— Your instructions —
Give the number of lines in the following entries that contain the word "name", with nothing added.

───

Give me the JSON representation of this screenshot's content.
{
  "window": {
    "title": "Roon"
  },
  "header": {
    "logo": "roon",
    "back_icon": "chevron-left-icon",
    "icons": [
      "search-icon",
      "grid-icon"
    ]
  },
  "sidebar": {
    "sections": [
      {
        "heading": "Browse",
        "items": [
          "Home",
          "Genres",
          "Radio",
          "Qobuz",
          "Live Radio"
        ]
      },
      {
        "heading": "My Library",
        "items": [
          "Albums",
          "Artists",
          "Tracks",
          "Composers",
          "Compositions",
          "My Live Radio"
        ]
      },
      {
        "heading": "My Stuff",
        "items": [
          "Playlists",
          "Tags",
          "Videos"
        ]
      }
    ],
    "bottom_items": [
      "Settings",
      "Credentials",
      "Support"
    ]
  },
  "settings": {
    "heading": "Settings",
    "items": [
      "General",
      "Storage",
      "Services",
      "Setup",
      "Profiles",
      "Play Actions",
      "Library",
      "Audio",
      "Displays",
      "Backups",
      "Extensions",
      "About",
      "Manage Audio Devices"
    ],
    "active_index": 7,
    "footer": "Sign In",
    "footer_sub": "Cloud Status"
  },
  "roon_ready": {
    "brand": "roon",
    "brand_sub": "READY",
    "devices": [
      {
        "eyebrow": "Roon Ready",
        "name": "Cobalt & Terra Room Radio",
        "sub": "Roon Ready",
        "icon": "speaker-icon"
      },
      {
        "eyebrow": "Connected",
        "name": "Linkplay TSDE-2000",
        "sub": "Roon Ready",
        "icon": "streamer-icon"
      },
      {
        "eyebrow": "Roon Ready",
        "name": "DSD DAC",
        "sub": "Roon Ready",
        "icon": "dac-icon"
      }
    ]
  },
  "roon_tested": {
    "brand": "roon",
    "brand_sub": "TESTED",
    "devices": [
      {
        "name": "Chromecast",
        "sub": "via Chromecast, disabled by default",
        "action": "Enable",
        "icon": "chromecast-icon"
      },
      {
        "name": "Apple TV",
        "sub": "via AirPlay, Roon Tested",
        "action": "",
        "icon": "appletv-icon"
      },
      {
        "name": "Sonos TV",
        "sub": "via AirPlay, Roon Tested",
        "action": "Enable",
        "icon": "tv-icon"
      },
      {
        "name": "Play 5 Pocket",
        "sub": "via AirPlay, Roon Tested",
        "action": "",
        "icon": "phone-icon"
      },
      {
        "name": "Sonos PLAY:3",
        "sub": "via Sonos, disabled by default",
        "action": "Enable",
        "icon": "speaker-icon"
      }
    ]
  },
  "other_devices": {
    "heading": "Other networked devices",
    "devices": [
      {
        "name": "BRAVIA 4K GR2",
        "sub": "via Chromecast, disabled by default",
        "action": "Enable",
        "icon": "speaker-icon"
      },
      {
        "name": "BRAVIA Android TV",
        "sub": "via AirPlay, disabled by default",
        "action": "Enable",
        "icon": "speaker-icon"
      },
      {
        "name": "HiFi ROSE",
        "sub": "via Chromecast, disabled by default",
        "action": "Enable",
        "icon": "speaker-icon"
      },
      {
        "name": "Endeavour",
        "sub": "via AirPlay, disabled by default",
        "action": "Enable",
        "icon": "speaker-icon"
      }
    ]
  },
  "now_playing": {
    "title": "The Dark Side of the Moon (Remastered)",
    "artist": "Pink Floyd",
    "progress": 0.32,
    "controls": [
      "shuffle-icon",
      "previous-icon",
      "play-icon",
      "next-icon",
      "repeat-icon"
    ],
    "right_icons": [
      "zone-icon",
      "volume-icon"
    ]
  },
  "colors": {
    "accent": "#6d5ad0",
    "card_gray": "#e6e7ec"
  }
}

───

— Solved problem —
12